[Laughs] That’s really funny. I was at a party and that was just a snapshot from a great photographer, Samantha Parton. Internally, I was having an awful time. I was also having a great time. There was part of me that was freaking out, so …

Could you imagine being happy, as both an artist and songwriter?
Yeah, totally! I am around a lot of artists that do that well. I feel really blessed to have the kind of circle of friends that I do and I have great examples of the non-tragic artists.

There’s some interview you gave about Kerouac and you called him, I think, “a lame ass alcoholic” and that he ignored his daughter and was irresponsible. It made me think that, to the contrary, you have a lot of artistic influences who have it together.
Yeah, definitely.

Did you have any religious background?
I was raised half Agnostic and half Jehovah’s Witness. I remember having to recite the order of the books of the Bible before I could go out to play.

That’ll make you love religion:
But legally I am Jewish.

What do you mean, legally?
My mother’s mother’s mother was Jewish.

That’ll do it. Have you ever investigated that side of your family?
I asked my grandmother, Bertha Golding, about it but she didn’t say much. She wasn’t a practicing Jew. In fact, quite the opposite.

Did you ever explore that side of your heritage?
I read about it–some introductory books about Judaism. I’ve always been a voracious reader, but I don’t really even begin to know what having that in me means.

How did Jews get to East Texas?
I really don’t know.  The nearest big city is Shreveport, so maybe from there.

My guess is that Judaism would appeal to your sense of storytelling.
Yeah, maybe.

Are you in touch with who your fans are?
Not really but I know I have them. When people come to my shows they are impressed with the diverse age range of my fans.

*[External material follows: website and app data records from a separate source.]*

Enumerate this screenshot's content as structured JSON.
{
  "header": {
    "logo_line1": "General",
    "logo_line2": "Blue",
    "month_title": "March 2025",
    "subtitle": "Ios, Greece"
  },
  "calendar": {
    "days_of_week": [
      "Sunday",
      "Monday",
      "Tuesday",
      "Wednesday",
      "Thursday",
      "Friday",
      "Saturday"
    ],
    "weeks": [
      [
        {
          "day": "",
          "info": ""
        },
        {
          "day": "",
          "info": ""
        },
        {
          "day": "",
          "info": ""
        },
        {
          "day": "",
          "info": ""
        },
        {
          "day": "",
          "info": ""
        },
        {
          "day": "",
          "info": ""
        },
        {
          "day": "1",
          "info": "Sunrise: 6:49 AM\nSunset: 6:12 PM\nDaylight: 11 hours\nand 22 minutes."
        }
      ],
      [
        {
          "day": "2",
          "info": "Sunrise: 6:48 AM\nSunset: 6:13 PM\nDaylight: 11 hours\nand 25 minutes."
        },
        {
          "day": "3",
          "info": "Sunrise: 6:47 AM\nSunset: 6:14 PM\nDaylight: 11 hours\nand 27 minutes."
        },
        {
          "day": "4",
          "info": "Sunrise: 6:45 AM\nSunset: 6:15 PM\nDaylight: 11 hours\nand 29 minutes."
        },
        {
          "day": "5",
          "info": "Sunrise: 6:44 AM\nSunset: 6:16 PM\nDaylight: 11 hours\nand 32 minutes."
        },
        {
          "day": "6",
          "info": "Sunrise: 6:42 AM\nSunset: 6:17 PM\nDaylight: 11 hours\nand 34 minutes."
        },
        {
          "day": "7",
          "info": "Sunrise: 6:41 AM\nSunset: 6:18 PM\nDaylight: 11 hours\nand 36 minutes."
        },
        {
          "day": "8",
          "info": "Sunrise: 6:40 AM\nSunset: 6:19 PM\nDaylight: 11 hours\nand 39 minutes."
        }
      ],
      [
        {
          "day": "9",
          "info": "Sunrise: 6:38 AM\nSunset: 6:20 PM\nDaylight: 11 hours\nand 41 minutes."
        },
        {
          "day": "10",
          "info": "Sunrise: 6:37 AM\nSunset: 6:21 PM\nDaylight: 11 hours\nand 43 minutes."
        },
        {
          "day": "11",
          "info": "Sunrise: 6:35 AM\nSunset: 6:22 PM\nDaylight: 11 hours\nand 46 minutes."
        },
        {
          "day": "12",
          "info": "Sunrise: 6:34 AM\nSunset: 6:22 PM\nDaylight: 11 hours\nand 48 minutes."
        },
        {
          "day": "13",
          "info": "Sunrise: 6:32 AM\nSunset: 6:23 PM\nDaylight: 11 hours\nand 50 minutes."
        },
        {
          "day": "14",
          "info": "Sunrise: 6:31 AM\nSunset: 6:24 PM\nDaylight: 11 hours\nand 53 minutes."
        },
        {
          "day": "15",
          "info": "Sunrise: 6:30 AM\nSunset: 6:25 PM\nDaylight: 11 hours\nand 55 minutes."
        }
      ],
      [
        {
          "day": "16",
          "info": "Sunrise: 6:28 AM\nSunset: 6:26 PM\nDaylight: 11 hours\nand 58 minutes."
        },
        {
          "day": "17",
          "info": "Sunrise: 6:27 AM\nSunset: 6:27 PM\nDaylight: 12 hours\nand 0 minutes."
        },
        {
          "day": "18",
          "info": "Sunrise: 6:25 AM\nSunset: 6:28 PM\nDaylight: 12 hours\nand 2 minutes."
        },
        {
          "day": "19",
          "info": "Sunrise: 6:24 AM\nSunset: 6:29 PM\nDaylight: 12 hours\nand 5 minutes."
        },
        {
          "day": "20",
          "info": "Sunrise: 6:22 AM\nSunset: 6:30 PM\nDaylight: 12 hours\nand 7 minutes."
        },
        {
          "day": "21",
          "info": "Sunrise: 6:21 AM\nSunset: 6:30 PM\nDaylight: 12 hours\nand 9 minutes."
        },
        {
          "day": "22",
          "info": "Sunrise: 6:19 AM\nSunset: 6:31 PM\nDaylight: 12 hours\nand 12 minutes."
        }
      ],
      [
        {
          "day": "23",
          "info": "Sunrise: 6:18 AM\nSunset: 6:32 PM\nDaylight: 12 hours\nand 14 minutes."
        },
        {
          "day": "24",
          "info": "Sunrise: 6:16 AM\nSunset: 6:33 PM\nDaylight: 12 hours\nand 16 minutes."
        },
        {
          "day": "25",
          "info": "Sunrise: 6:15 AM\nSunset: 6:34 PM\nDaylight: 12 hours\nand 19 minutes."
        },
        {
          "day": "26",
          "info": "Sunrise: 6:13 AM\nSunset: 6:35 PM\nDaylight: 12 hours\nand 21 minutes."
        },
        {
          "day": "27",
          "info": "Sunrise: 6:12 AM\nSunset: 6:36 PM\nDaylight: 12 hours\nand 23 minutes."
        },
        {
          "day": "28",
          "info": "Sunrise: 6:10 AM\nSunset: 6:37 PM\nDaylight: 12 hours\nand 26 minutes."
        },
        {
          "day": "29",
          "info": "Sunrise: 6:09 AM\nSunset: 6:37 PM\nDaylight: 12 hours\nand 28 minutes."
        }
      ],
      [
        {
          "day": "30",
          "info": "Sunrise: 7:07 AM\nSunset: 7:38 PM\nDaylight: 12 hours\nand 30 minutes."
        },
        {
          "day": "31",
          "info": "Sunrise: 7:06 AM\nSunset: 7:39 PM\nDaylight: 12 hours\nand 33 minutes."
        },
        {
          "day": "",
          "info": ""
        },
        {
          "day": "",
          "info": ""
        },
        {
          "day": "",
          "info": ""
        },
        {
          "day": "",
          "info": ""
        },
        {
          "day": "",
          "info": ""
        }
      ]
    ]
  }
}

They really are an interesting looking crowd. People also say they are really quiet.

Which I guess means they are listening.